Our Supreme Court explained this merger rule as follows: “It is said that by judgment, the contract upon which it is based becomes entirely merged – loses all its vitality – and ceases to be obligatory upon the parties. Its force and effect are wholly expended, and all remaining liability is transferred to the judgment, which then becomes the evidence, and the only evidence that can be used in a court, of the existence of the original debt.” NCNB v. Robinson, 80 N.C. App. 154, 341 S.E.2d 364 (1986).
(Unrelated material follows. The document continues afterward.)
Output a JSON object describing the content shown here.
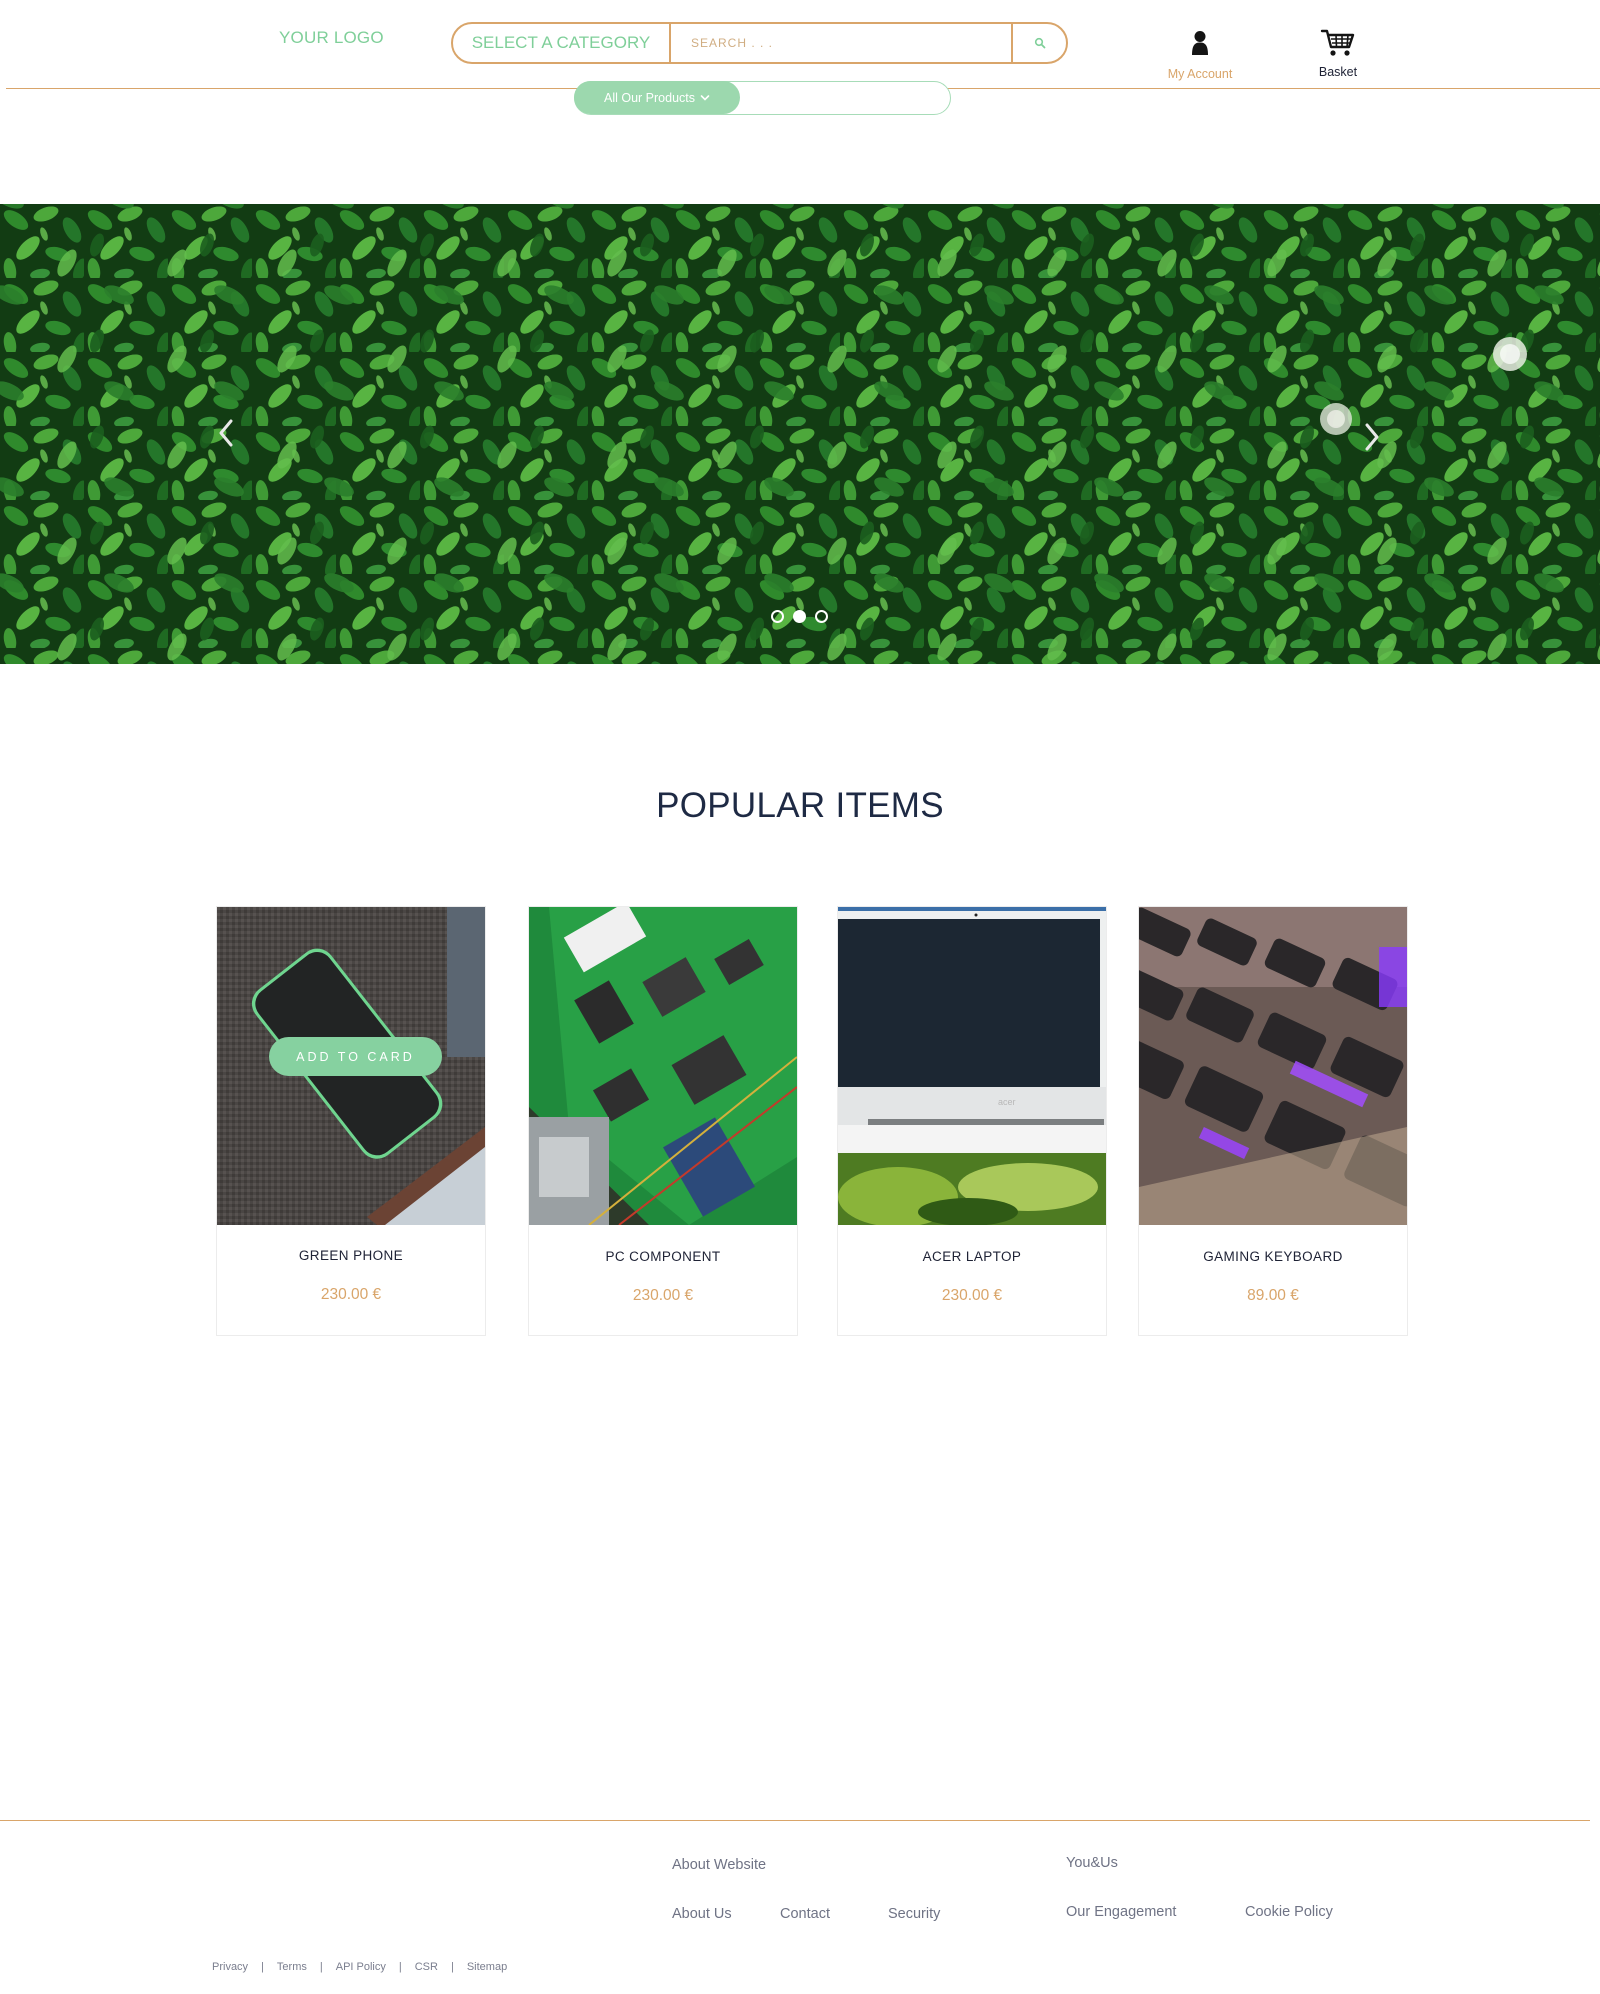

In light of the merger rule, any cause of action premised on the underlying debt evidenced by the Vinedos note was extinguished upon plaintiff’s obtaining the Texas judgment. The same facts establishing the debt owed to plaintiff under the  Vinedos note also form the basis of plaintiff’s claim against defendant personally for repayment of the funds advanced. Therefore, plaintiff cannot maintain an

action to hold defendant personally liable on the same debt.


As part of the Texas action, defendant signed a deposition transcript which included his testimony that he would personally repay the Vinedos note. Although the statute of frauds is satisfied, this personal guaranty was not supported by any new consideration; therefore, it is unenforceable.

Action on the Judgment

Generally, an action on a judgment is instituted under two circumstances: (1) to obtain a new judgment on the underlying judgment when the statute of limitations on the underlying judgment is about to run out or when the underlying judgment has become dormant, or (2) to enforce the underlying judgment in another state. As plaintiff instituted the present N.C. action within a matter of months of obtaining the Texas judgment, the first rationale is inapposite. Accordingly, the remaining rationale supporting plaintiff’s present action would be to enforce the Texas judgment in this state in order to facilitate his goal of securing satisfaction of the Texas judgment.

However, defendant has no N.C. contacts which would support the exercise of personal jurisdiction over him. Therefore, even if defendant were the alter ego of Venedos and therefore liable on the Texas judgment, the trial court properly granted summary judgment for him.


Leave a Reply

Your email address will not be published. Required fields are marked *